According to the workers, one sticking point in the negotiations is over healthcare. The company wants to institute a two-tiered system that requires new hires to pay for some of their healthcare costs, but the union opposes that. The union argues that over the last few contracts they have willingly given up raises to protect their 100% employer-funded healthcare, meaning that a lot of the rising healthcare costs have already been paid for by the workers forgoing raises. The company is also trying to get rid of overtime which would allow them to force 12-hour shifts and weekend work onto the workers at their flat pay rate. This increased workload for less pay comes as many workers say they are already working seven days a week to keep up with the rising demand for Nabisco snacks and the loss of over 1,000 workers at three plants that the company closed in the last year. According to one worker, if this happens it could result in $30,000 in lost wages per person.
“They’re doing well, we’re losing all the way around,” said Local 358 President Keith Bragg. “They shut down two plants this year, they’re cutting overtime, they’re making profits, but we lost half of our union membership. How is it that we’re doing well?”
With the strike going on for three weeks, reports are that the company is getting desperate. Although they are publicly saying that there has been no disruption in production, More Perfect Union is reporting that workers have heard that the company is reaching out to the 1,000 former Nabisco members who worked in three plants that closed in the last year. The company is asking these workers to cross the picket line and return to work to get production back on track. In the meantime, managers and retired workers are filling in to keep the plants open.
Nabisco is also facing a potential supply shortage after union railroad workers are reportedly refusing to deliver flour and supplies to the factory while the strike is going on. Railroad Workers United tweeted out the following statement in support of the Nabisco workers:
No contract. No snacks.
Flour and sugar stays on tracks. https://t.co/F7g00htw1H
— Railroad Workers United (@railroadworkers) August 27, 2021
The strike at Nabisco is the first one in 52 years and comes just a month after BCTGM workers in Kansas went on strike at Frito-Lays. While the workers haven’t struck in over five decades, tensions have been brewing for years as Nabisco and their parent company Mondelez just shut down the production of some Oreo cookie facilities and sent the jobs to Mexico.

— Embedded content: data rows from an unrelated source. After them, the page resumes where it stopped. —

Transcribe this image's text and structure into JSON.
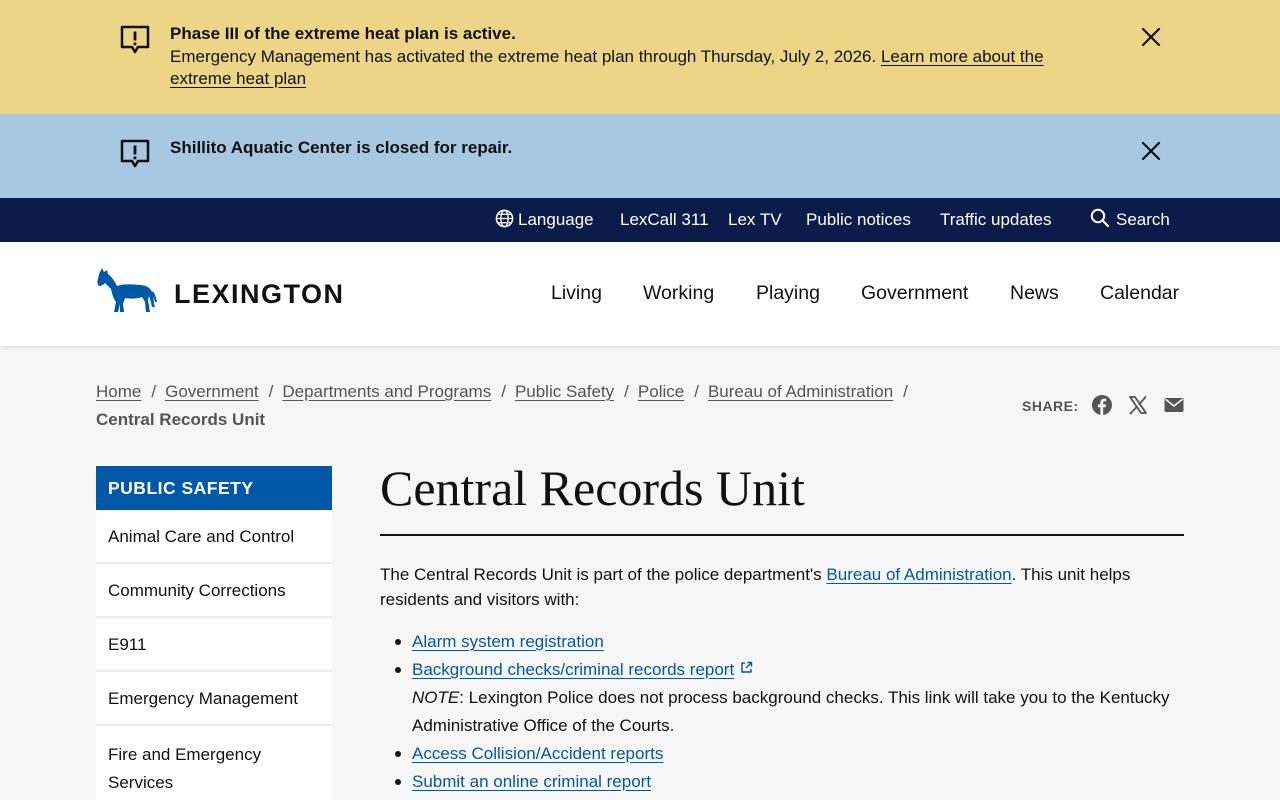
{
  "alerts": [
    {
      "title": "Phase III of the extreme heat plan is active.",
      "body": "Emergency Management has activated the extreme heat plan through Thursday, July 2, 2026. ",
      "link": "Learn more about the extreme heat plan",
      "icon": "alert-icon",
      "bg": "#edd588"
    },
    {
      "title": "Shillito Aquatic Center is closed for repair.",
      "icon": "alert-icon",
      "bg": "#a7c8e0"
    }
  ],
  "utility_nav": {
    "language": "Language",
    "lexcall": "LexCall 311",
    "lextv": "Lex TV",
    "notices": "Public notices",
    "traffic": "Traffic updates",
    "search": "Search"
  },
  "header": {
    "logo": "LEXINGTON",
    "nav": [
      "Living",
      "Working",
      "Playing",
      "Government",
      "News",
      "Calendar"
    ]
  },
  "breadcrumb": {
    "items": [
      "Home",
      "Government",
      "Departments and Programs",
      "Public Safety",
      "Police",
      "Bureau of Administration"
    ],
    "current": "Central Records Unit"
  },
  "share": {
    "label": "SHARE:",
    "icons": [
      "facebook-icon",
      "x-icon",
      "email-icon"
    ]
  },
  "sidebar": {
    "heading": "PUBLIC SAFETY",
    "items": [
      "Animal Care and Control",
      "Community Corrections",
      "E911",
      "Emergency Management",
      "Fire and Emergency Services"
    ]
  },
  "main": {
    "title": "Central Records Unit",
    "intro_before": "The Central Records Unit is part of the police department's ",
    "intro_link": "Bureau of Administration",
    "intro_after": ". This unit helps residents and visitors with:",
    "links": [
      "Alarm system registration",
      "Background checks/criminal records report",
      "Access Collision/Accident reports",
      "Submit an online criminal report"
    ],
    "note_label": "NOTE",
    "note_text": ": Lexington Police does not process background checks. This link will take you to the Kentucky Administrative Office of the Courts."
  },
  "colors": {
    "utility_bg": "#0c1c4a",
    "brand_blue": "#0058a6",
    "link": "#0058a6"
  }
}
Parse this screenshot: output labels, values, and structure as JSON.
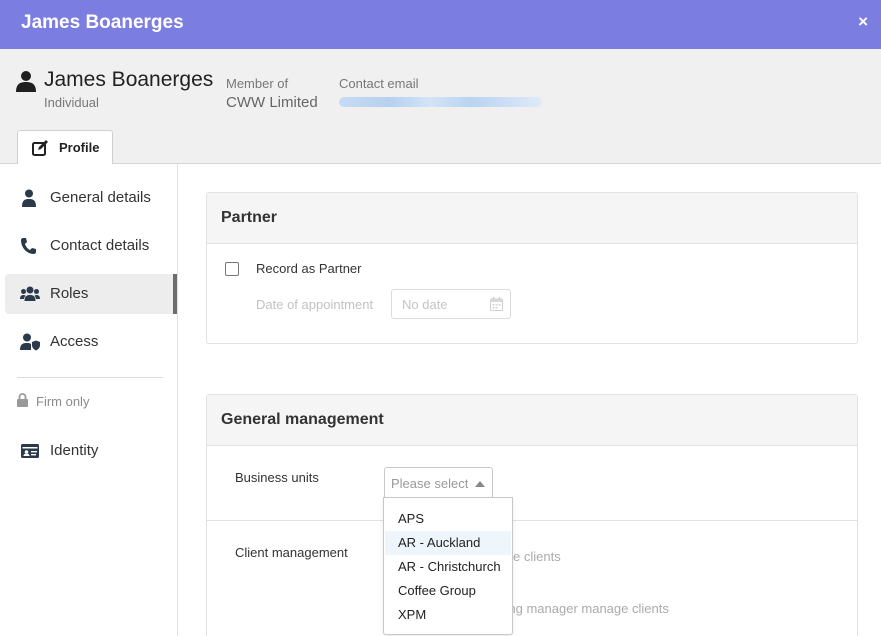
{
  "window": {
    "title": "James Boanerges",
    "close_label": "×"
  },
  "contact": {
    "name": "James Boanerges",
    "type": "Individual",
    "member_of_label": "Member of",
    "member_of_value": "CWW Limited",
    "email_label": "Contact email"
  },
  "tabs": [
    {
      "label": "Profile",
      "icon": "edit-icon"
    }
  ],
  "sidebar": {
    "items": [
      {
        "label": "General details",
        "icon": "user-icon"
      },
      {
        "label": "Contact details",
        "icon": "phone-icon"
      },
      {
        "label": "Roles",
        "icon": "users-icon",
        "active": true
      },
      {
        "label": "Access",
        "icon": "user-shield-icon"
      }
    ],
    "firm_only_label": "Firm only",
    "firm_items": [
      {
        "label": "Identity",
        "icon": "id-card-icon"
      }
    ]
  },
  "partner": {
    "title": "Partner",
    "record_label": "Record as Partner",
    "date_label": "Date of appointment",
    "date_placeholder": "No date"
  },
  "general_management": {
    "title": "General management",
    "business_units_label": "Business units",
    "select_placeholder": "Please select",
    "client_management_label": "Client management",
    "faded_text_1": "e clients",
    "faded_text_2": "ying manager manage clients"
  },
  "dropdown": {
    "options": [
      "APS",
      "AR - Auckland",
      "AR - Christchurch",
      "Coffee Group",
      "XPM"
    ],
    "highlighted": "AR - Auckland"
  },
  "colors": {
    "titlebar": "#7b7ee0",
    "header_bg": "#f0f0f0",
    "highlight": "#eef6fb"
  }
}
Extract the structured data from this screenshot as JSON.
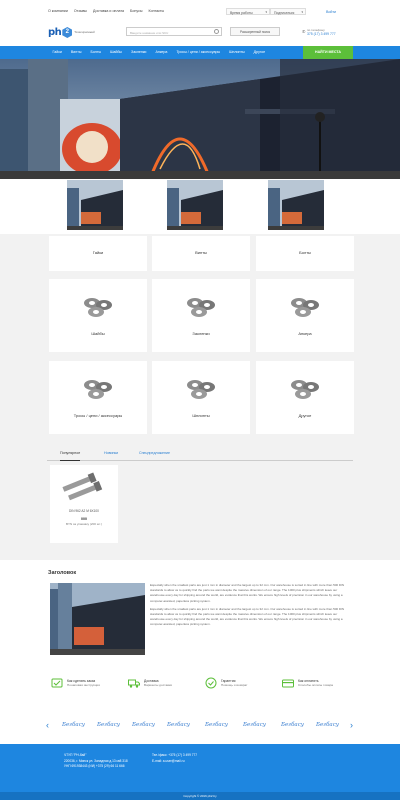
{
  "topbar": {
    "links": [
      "О компании",
      "Отзывы",
      "Доставка и оплата",
      "Бонусы",
      "Контакты"
    ],
    "work_mode": "Время работы",
    "subscribe": "Подписаться",
    "login": "Войти"
  },
  "header": {
    "logo_text": "ph",
    "logo_badge": "2",
    "logo_tagline": "Точки крепежей",
    "search_placeholder": "Введите название или SKU",
    "advanced_search": "Расширенный поиск",
    "phone_label": "по телефону",
    "phone": "375 (17) 3 499 777"
  },
  "nav": {
    "items": [
      "Гайки",
      "Винты",
      "Болты",
      "Шайбы",
      "Заклепки",
      "Анкера",
      "Тросы / цепи / аксессуары",
      "Шплинты",
      "Другое"
    ],
    "cta": "НАЙТИ МЕСТА"
  },
  "categories": [
    {
      "label": "Гайки"
    },
    {
      "label": "Винты"
    },
    {
      "label": "Болты"
    },
    {
      "label": "Шайбы"
    },
    {
      "label": "Заклепки"
    },
    {
      "label": "Анкера"
    },
    {
      "label": "Тросы / цепи / аксессуары"
    },
    {
      "label": "Шплинты"
    },
    {
      "label": "Другое"
    }
  ],
  "tabs": [
    "Популярное",
    "Новинки",
    "Спецпредложение"
  ],
  "product": {
    "code": "DIN 962 A2 M 6X100",
    "price": "000",
    "unit": "BYN за упаковку (200 шт.)"
  },
  "about": {
    "title": "Заголовок",
    "paragraph1": "Especially when the smallest parts are just 1 mm in diameter and the largest up to 32 mm. Our warehouse is sorted in line with more than 500 DIN standards to allow us to quickly find the parts we want despite the massive dimension of our range. The 1000 plus shipments which leave our warehouse every day for shipping around the world, are evidence that this works. We ensure high levels of precision in our warehouse by using a computer-assisted, paperless picking system.",
    "paragraph2": "Especially when the smallest parts are just 1 mm in diameter and the largest up to 32 mm. Our warehouse is sorted in line with more than 500 DIN standards to allow us to quickly find the parts we want despite the massive dimension of our range. The 1000 plus shipments which leave our warehouse every day for shipping around the world, are evidence that this works. We ensure high levels of precision in our warehouse by using a computer-assisted, paperless picking system."
  },
  "features": [
    {
      "title": "Как сделать заказ",
      "sub": "Пошаговая инструкция",
      "icon": "order-icon"
    },
    {
      "title": "Доставка",
      "sub": "Варианты доставки",
      "icon": "truck-icon"
    },
    {
      "title": "Гарантия",
      "sub": "Помощь и возврат",
      "icon": "guarantee-icon"
    },
    {
      "title": "Как оплатить",
      "sub": "Способы оплаты товара",
      "icon": "payment-icon"
    }
  ],
  "brands": [
    "Бегбасу",
    "Бегбасу",
    "Бегбасу",
    "Бегбасу",
    "Бегбасу",
    "Бегбасу",
    "Бегбасу",
    "Бегбасу"
  ],
  "footer": {
    "company": "ЧТУП \"PH-бай\"",
    "address": "220036, г. Минск ул. Западная д.13 кв8 318",
    "unp": "УНП 691938443 (ИИ)  +375 (29) 66 11 666",
    "phone": "Тел./факс: +375 (17) 3 499 777",
    "email": "E-mail: a.user@mail.ru",
    "copyright": "Copyright © 2016 ph2.by"
  },
  "colors": {
    "primary": "#1e86e0",
    "cta": "#5cbf3a",
    "footer_bottom": "#1672c2"
  }
}
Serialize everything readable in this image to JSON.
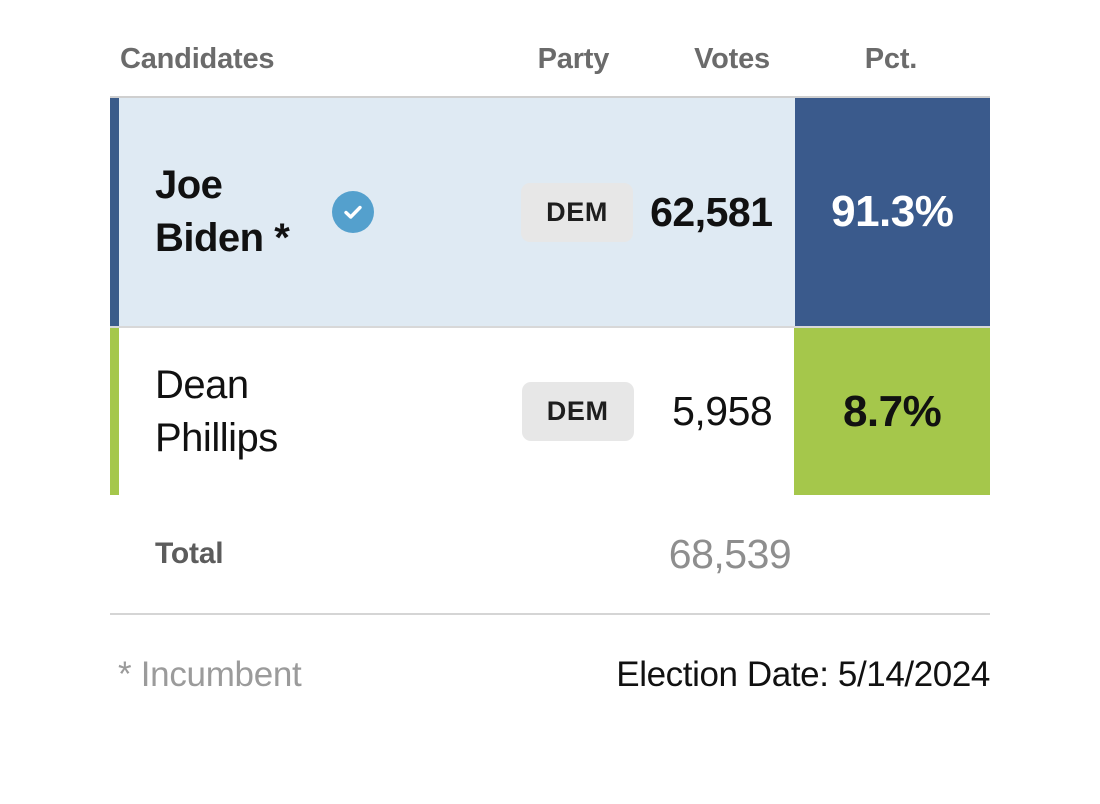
{
  "table": {
    "headers": {
      "candidates": "Candidates",
      "party": "Party",
      "votes": "Votes",
      "pct": "Pct."
    },
    "rows": [
      {
        "name": "Joe Biden *",
        "party": "DEM",
        "votes": "62,581",
        "pct": "91.3%",
        "winner": true,
        "incumbent": true,
        "accent_color": "#3b5c8a",
        "row_background": "#dfeaf3",
        "pct_background": "#3a5a8c",
        "pct_text_color": "#ffffff",
        "check_badge_color": "#54a0cd"
      },
      {
        "name": "Dean Phillips",
        "party": "DEM",
        "votes": "5,958",
        "pct": "8.7%",
        "winner": false,
        "incumbent": false,
        "accent_color": "#a5c74b",
        "row_background": "#ffffff",
        "pct_background": "#a5c74b",
        "pct_text_color": "#111111",
        "check_badge_color": ""
      }
    ],
    "total": {
      "label": "Total",
      "value": "68,539"
    }
  },
  "footer": {
    "incumbent_note": "* Incumbent",
    "election_date": "Election Date: 5/14/2024"
  },
  "chart_data": {
    "type": "table",
    "title": "Election Results",
    "categories": [
      "Joe Biden",
      "Dean Phillips"
    ],
    "series": [
      {
        "name": "Votes",
        "values": [
          62581,
          5958
        ]
      },
      {
        "name": "Pct",
        "values": [
          91.3,
          8.7
        ]
      }
    ],
    "total_votes": 68539,
    "election_date": "5/14/2024"
  }
}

With no end in sight for the strike, BCTGM is asking for the help of everyone in the labor movement. If you are near one of their plants, consider joining a picket line. Everyone can also help by joining the boycott of Nabisco products. A full list of products to avoid buying can be found here. Support these workers and let Nabisco know that none of their products will enter your house until the strike is over.